8 thoughts on “Roman silver left behind by Vandals found in Poland”
Very interesting story. I first found this link on a web site called Coin Talk.
Come over and join us.
Nerva should be 96AD, not 69AD.
I like Hrubieszów.
The fact that this find seems to be a pure and homogeneous coin hoard, i.e. with no additional metal or silver pieces whatsoever, may hint at either a single Vandal “collection” (otherwise referred to as “Vandalism”), or, we could deal here with a Roman attempt to lure them into an alliance against their Marcomannic neighbours.
Earlier, “Arminius” had tried to lure their king “Maroboduus”, whom he possibly knew from their time in Rome, into an alliance against the Romans –He did that by mailing him the pickled severed head of Publius Quinctilius Varus, which Maroboduus forwarded straight to Emperor Augustus, until he moved with the Marcomanni into the forests of Bohemia.

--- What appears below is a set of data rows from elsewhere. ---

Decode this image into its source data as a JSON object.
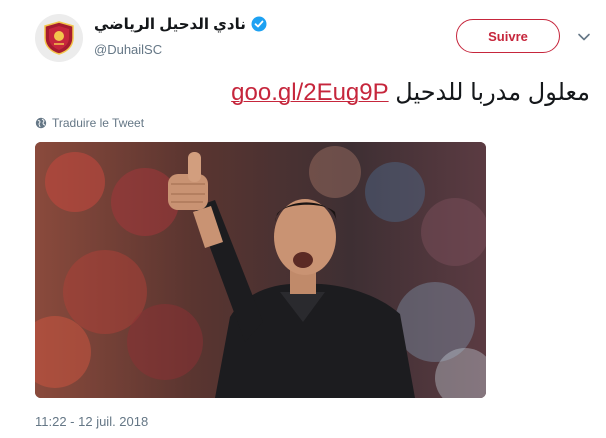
{
  "profile": {
    "display_name": "نادي الدحيل الرياضي",
    "handle": "@DuhailSC",
    "verified": true,
    "avatar_icon": "club-crest-logo",
    "brand_color": "#c6263c"
  },
  "actions": {
    "follow_label": "Suivre",
    "menu_icon": "chevron-down-icon"
  },
  "tweet": {
    "text": "معلول مدربا للدحيل",
    "link": "goo.gl/2Eug9P",
    "translate_label": "Traduire le Tweet",
    "translate_icon": "globe-icon",
    "media_description_icon": "photo",
    "timestamp": "11:22 - 12 juil. 2018"
  }
}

After the weakening of Maroboduus following the previous invasion of Bohemia by Arminius, Catualda, with a little help of Drusus, returned with a “strong force” in 18 AD, entered the palace and deposed Maroboduus. Catualda was however soon defeated by the “overwhelming strength” of Vibilius of the Hermunduri, and was like Maroboduus forced to seek refuge in the Roman Empire.
Very interesting find. Of course the comment by ncc1717 on Nerva’s dates of 96 – 98 AD are correct.
Also I’d guess that the denarii run from the reign of Nerva in 96 to Septimus Serverus, 211 AD and are not just those two Emperors. The emperors between those years also issued copious amounts of good silver denarii and there’d be no reason to just save Nerva & Septimus Severus.
:skull: :skull: :skull: :skull: :skull: :skull: :skull: :skull: :skull: :skull: :hattip: 😆 :hattip: 😆 :hattip: 😆 :angry: :angry: :angry: :angry:
East germanic are actually germanized slavs and if these people were germanic how come they are way over in the eastern part of poland right near the ukraine border and vandals are not r1b gene.
East germanic are actually germanized slavs and if these people were germanic how come they are way over in the eastern part of poland right near the ukraine border and vandals are not r1b gene:confused: .